Former Australian prime minister Tony Abbott says he likes what he has seen in the aftermath of Britain’s decision to leave the European Union. Photograph: Mick Tsikas/AAP
Oz Kiwi Opinion
It is being reported that Tony Abbott is about to throw his support behind the establishment of a much closer relationship with the UK, modelled on the trans-Tasman relationship and incorporating the elimination of tariffs and quotas, the mutual recognition of standards and qualifications, and the essentially free movement of people.
There is no doubt that exactly this sort of relationship between like-minded countries has been highly beneficial to Australia and New Zealand and there is good reason to believe similar results could be achieved in any deal with the UK.
However, Oz Kiwi are concerned that Mr Abbott has said any deal must ensure that ‘no one’s bludging’.

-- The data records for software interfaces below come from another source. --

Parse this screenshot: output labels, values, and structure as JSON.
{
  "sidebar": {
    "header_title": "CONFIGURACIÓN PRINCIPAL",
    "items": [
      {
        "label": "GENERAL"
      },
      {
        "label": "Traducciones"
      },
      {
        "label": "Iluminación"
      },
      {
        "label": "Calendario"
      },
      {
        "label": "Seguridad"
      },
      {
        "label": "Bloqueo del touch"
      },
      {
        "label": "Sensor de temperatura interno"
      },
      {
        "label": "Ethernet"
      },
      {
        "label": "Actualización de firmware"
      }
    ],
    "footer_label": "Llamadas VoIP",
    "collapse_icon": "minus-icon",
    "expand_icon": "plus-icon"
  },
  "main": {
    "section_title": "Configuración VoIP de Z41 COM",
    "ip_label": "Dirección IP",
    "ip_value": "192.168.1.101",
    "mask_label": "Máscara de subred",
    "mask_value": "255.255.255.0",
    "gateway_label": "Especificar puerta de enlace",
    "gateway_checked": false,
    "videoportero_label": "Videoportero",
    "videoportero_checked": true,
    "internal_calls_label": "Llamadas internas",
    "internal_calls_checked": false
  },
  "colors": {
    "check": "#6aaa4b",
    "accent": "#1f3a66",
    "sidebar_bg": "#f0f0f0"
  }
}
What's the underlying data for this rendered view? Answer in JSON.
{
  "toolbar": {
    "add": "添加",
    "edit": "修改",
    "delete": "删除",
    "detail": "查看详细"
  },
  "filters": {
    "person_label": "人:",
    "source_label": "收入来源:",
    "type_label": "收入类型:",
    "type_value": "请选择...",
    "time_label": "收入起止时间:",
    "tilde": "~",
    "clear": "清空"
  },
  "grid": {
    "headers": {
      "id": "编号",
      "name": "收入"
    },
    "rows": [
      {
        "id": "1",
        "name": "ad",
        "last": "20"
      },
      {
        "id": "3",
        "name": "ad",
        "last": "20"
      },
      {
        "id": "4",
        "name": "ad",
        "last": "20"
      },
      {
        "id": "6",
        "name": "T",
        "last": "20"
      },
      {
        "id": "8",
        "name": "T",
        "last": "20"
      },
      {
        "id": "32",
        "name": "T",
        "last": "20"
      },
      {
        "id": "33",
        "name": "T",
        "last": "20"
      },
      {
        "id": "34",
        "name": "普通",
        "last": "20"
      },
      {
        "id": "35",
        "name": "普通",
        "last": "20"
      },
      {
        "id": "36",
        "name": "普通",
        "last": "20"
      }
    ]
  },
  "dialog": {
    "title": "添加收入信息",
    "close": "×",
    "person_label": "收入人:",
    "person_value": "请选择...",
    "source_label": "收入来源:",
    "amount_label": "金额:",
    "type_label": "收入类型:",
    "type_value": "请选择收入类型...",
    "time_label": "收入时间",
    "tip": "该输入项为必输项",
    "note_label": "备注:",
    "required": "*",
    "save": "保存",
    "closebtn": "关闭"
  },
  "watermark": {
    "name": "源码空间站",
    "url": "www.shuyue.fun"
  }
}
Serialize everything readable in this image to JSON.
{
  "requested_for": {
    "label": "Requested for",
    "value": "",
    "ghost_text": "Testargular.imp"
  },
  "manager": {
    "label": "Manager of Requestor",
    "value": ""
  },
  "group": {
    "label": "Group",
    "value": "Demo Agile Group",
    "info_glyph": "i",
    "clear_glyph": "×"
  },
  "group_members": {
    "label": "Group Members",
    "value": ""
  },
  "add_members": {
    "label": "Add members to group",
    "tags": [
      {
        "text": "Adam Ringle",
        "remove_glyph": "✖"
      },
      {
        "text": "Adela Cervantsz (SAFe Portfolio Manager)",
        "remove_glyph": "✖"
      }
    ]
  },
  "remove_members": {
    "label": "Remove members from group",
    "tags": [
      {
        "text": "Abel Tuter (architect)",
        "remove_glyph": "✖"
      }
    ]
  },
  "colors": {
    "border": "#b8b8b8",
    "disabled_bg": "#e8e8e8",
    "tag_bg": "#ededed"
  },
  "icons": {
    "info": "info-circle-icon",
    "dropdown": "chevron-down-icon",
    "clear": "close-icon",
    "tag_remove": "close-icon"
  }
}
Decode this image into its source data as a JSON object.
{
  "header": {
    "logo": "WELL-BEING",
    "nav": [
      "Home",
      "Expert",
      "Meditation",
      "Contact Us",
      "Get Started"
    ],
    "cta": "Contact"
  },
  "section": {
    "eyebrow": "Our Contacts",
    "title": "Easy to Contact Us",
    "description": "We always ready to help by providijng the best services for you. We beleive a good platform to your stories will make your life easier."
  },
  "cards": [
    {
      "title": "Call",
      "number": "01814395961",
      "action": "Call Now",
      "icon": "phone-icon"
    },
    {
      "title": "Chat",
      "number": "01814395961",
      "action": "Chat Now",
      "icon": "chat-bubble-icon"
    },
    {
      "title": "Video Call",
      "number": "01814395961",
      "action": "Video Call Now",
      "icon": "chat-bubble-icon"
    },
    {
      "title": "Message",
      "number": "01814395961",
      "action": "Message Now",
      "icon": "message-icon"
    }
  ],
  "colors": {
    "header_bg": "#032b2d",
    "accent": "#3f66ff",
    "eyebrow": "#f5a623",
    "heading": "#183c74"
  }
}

We are as opposed to bludging as anyone. Our worry is that what Mr Abbott is proposing is to replicate the arbitraty and permanent restrictions that apply to New Zealanders in Australia in any deal with the UK – the sort of restrictions that do not only give bludgers a kick up the backside, but which hurt hardworking families, students, domestic violence victims, and disabled children amongst many others and disenfranchise long-term, law-abiding residents.
Free movement arrangements between cuturally similar nations with comparable living standards have many advantages – they enrich our cultural life, give people new opportunities, and allow for a more efficient distribution of labour.
They, however, must be structured in a way that maximinises benefits and reduces risks.
It is obviously undesirable to have an arrangement in which migrants are free to abuse the hospitality of their host nation and willfully become a burden on the taxpayer.
It is equally undesirable, though, to have policies that lead to the establishment of a population of hundreds of thousands or millions of tax-paying, law-abiding residents with a permanent second-class status that denies them access to a range of government services and effectively bars them from citizenship.
Neither the open slather granting of full rights to migrants on first arrival nor the application of absolute and permanent restrictions on them is good policy.
Whether in re-examining the TTTA or in exploring the expansion of free movement to the UK or other nations, Australia must adopt policies on the rights of migrants that seek a reasonable balance.
The easiest way to achieve this is through the application of reasonable waiting periods that migrants must serve before gaining full and equal rights to existing residents.
This is the approach Oz Kiwi have advocated since our foundation and one that has been backed by the Productivity Commission.
[Read the full Guardian article].